This was a long-term follow-up retrospective analysis of patients with septic shock who were treated with continuous renal replacement therapy (CRRT) + CytoSorb (n = 67) or CRRT alone (n = 49). These patients were previously analyzed for 28-day mortality. The primary outcome was the time to long-term all-cause mortality. Factors associated with time to event were analyzed both weighted by stabilized inverse probability of treatment weights (sIPTW) as well as unweighted stratified by therapy received.
The median follow-up for the total cohort was 30 days (interquartile range [IQR]: 5-334, maximum 1,059 days) after ICU admission and 333 days (IQR: 170-583) for those who survived beyond 28 days (n = 59). Survival beyond 28 days was sustained up to 1 year after ICU admission for both treatment regimens: 80% (standard error [SE] 7%) vs. 87% (SE 7%), for CytoSorb vs. CRRT, respectively, p = 0.853. By sIPTW, CytoSorb was significantly associated with long-term outcome compared to CRRT (adjusted hazard ratio [aHR] 0.59, 95% confidence interval [CI] 0.37-0.93, p = 0.025). Independent factors associated with long-term outcome in CytoSorb-treated patients were baseline log10 lactate levels (aHR 5.1, p = 0.002), age in the presence of comorbidity (aHR 2.60, p = 0.013), and presence of abdominal sepsis (aHR 0.34, p = 0.004). A lactate level above 6.0 mmol/L at the start of CytoSorb therapy had a positive predictive value of 79% for mortality (p = 0.013).
Survival is achieved with CytoSorb and CRRT for patients with septic shock beyond 28 days from ICU admission and may be improved for CytoSorb treatment. Lactate levels above 6.0 mmol/L at the start of CytoSorb therapy are predictive of worse outcome with high specificity and positive predictive value.
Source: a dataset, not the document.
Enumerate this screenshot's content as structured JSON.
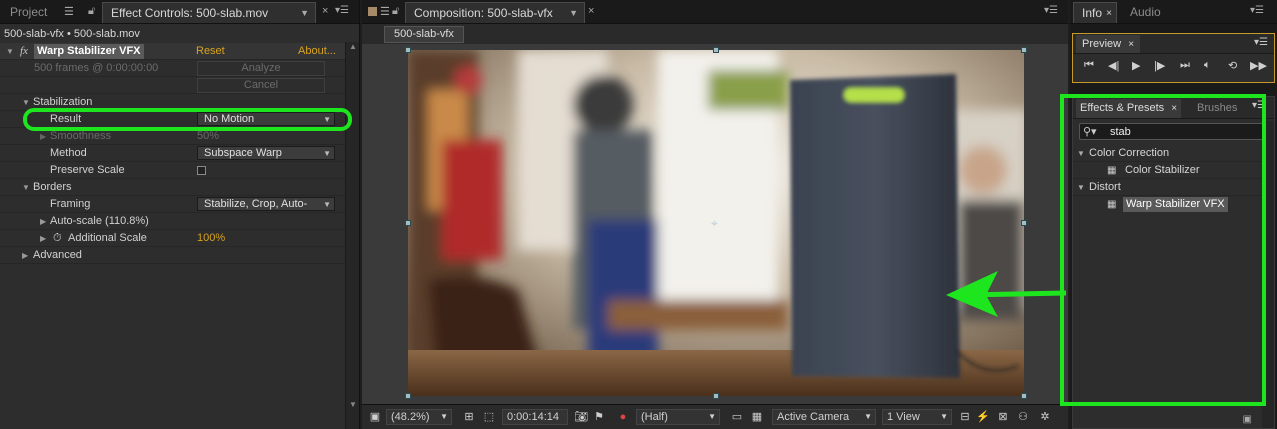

© 2020 The Author(s). Published by S. Karger AG, Basel.